Technically, this works for me as follows: A while ago, I came across the open source firewall software pfSense, based on the FreeBSD operating system. In order to install it, you need dedicated computer hardware, not just your WiFi or cable/DSL/whatever router. Fortunately, there is an extremely slick solution to this, if you are willing to invest about $200. ALIX systems are micro boards with AMD CPUs designed in Switzerland to run network devices, like wireless routers. I ordered mine from Mini-Box.com, which also sells aluminum enclosures for the boards. All you then need is a CF card (remember, those big cards used in early digital cameras?) to store your operating system on, which you can get from Amazon or the like.

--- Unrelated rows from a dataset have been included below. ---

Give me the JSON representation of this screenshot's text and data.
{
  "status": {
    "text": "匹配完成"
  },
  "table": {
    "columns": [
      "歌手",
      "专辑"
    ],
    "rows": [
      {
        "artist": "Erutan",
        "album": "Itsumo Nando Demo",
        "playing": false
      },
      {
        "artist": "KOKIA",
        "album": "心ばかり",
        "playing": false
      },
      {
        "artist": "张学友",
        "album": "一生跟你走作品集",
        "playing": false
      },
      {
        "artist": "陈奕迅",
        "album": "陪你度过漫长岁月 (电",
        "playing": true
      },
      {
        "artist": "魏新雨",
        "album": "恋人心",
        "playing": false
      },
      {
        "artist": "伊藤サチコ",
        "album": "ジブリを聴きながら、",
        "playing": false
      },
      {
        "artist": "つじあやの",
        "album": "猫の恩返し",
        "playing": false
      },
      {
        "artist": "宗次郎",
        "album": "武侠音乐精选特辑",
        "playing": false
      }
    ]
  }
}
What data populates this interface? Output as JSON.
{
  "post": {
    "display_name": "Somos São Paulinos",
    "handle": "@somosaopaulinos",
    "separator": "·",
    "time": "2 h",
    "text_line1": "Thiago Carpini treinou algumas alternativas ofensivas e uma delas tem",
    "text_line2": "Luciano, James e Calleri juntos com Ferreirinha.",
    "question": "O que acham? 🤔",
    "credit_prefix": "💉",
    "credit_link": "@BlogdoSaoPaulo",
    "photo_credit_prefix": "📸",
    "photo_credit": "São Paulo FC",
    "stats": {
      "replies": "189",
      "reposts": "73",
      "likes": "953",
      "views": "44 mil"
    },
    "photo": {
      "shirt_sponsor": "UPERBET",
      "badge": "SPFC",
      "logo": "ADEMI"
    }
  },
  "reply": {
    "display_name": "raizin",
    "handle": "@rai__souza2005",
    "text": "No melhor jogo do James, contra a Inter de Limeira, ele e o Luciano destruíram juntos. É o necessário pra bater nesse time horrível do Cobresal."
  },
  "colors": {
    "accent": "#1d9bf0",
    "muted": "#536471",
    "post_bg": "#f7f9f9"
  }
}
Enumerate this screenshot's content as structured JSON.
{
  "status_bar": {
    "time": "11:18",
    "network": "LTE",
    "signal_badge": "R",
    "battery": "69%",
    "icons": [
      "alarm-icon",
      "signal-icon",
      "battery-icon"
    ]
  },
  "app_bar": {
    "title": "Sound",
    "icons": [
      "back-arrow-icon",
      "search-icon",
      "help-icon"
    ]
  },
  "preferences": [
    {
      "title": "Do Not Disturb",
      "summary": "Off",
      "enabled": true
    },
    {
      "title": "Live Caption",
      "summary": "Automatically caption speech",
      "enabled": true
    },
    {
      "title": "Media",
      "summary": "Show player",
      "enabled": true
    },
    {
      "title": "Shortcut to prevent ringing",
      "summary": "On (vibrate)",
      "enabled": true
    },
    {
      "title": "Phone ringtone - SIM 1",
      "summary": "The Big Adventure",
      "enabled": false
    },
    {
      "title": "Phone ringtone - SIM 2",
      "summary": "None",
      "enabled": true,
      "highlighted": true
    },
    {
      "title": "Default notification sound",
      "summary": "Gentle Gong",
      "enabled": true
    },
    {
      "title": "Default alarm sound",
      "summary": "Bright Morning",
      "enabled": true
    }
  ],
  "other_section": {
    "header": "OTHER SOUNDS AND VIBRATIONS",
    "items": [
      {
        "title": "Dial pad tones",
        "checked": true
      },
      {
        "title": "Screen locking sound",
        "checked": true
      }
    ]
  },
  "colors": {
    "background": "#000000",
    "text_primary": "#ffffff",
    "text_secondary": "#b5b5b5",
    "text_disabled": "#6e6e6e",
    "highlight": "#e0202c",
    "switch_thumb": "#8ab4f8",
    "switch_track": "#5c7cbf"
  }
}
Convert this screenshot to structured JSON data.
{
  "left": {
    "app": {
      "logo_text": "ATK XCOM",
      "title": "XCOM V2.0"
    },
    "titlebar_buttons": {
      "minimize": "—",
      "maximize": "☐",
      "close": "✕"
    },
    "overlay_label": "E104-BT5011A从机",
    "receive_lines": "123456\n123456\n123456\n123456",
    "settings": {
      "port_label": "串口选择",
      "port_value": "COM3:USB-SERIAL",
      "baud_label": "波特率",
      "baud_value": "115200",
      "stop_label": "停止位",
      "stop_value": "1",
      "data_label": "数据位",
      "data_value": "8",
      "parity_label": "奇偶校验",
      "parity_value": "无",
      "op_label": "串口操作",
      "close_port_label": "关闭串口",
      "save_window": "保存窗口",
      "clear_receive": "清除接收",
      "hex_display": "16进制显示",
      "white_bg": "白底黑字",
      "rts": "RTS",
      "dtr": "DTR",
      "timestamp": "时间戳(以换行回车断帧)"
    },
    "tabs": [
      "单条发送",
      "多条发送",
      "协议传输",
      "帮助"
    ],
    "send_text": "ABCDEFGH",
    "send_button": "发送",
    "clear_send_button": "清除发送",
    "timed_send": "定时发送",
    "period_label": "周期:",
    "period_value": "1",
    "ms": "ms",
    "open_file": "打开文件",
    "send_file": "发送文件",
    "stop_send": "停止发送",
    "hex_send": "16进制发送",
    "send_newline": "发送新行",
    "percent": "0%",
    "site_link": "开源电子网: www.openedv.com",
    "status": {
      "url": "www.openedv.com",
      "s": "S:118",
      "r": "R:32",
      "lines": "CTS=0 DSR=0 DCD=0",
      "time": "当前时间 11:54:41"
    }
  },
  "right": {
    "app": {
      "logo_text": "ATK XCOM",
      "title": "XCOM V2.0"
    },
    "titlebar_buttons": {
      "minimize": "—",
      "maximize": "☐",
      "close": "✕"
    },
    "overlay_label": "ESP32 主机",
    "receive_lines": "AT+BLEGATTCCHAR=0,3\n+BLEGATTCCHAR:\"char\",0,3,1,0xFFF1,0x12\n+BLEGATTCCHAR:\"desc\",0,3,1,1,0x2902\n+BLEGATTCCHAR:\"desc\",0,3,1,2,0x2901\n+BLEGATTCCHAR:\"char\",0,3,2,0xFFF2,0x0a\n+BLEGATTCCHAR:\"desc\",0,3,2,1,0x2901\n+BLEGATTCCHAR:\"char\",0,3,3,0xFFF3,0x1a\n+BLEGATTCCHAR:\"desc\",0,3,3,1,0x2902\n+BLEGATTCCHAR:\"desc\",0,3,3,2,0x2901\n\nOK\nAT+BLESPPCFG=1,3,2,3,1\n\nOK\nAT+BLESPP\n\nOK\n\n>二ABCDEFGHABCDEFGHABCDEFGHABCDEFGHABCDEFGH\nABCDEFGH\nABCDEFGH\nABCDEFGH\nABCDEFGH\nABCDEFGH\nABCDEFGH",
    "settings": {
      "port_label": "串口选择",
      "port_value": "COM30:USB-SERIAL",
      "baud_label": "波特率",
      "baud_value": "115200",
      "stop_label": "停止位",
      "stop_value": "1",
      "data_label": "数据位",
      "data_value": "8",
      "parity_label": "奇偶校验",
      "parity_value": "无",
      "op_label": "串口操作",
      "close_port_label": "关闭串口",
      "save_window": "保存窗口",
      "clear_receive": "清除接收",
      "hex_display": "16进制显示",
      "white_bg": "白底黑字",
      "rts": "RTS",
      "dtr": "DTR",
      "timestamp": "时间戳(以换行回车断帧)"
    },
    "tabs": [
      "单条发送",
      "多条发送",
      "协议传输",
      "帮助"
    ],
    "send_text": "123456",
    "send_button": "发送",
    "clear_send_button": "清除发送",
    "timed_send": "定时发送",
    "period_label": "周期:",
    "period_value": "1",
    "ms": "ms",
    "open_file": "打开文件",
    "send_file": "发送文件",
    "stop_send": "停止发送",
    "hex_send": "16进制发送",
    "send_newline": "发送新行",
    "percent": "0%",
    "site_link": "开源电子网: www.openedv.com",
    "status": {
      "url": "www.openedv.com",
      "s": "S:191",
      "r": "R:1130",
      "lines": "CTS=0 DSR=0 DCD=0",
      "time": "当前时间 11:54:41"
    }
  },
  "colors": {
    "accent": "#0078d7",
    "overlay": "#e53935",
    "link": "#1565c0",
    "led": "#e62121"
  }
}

My ALIX box, housing my pfSense firewall. CD-ROM for scale.
I'll spare us all the basics of setting up a pfSense firewall. There is plenty information out there on the Internet, and I have to admit that you should have a basic idea of what it is that I am talking about before you commit to setting up your own firewall. The remaining question that I had to piece together was how to set up a VPN server on the pfSense box that would forward all the traffic from my mobile devices (which, shockingly, are all Apple devices - an iPhone and iPad, and a MacBook Pro) to the firewall and from there to the Internet, and how to configure VPN clients on said mobile devices.

I chose to look at IPsec, one of several VPN technologies that pfSense supports, because there seems to be wide-spread, built-in support with many client operating systems. In particular, it appears that pfSense will work with Cisco IPsec clients, and everything that emulates such clients. There is a great how-to on the pfSense website, which includes both instructions for setting up an IPsec server on your pfSense firewall, and configuring the client side of things. What it doesn't tell you is that when defining the Phase 2 of the IPsec tunnel, you need to select "none" for the local network in order to force the client to route all traffic through the VPN server, and that you need to disable the advertising of available networks to clients. (Otherwise, the client will connect to the VPN server on the firewall, but will only route traffic to it that is destined for the local home network, rather than all traffic that is originating from the client.) At least those were the configuration settings that I was initially missing for success.

Now, whenever I'm using a wireless network that I don't trust (which are most of them ;-)), I'll use the native iOS or OS X client to establish an IPsec connection to my firewall at home, and can care a little less about who else is connected to the same hotspot. (Somebody should comment here on how to set up clients on other operating systems, like Windows and Android...)

Other side effects? Circumventing filtering mechanisms of whoever is controlling the part of the Internet that I'm currently connected to. As long as I can establish the VPN tunnel to my home firewall, all traffic channeled through it is (only) subject to the filtering that my home network is exposed to. Which, in the US, is to date rightfully not much.

There are, of course, some unknowns remaining. If my mobile device isn't protected properly against active attacks from the network I'm connected to, establishing a VPN tunnel won't help me with that. A personal firewall (on full-fledged devices) or faith (in case of mobile devices) may. And attackers can still get to me in other ways. And of course, if somebody is motivated enough to actually infiltrate more central parts of the Internet in order to get to my networking sessions, this won't help either. My IPsec tunnels are just addressing one particular risk out of many.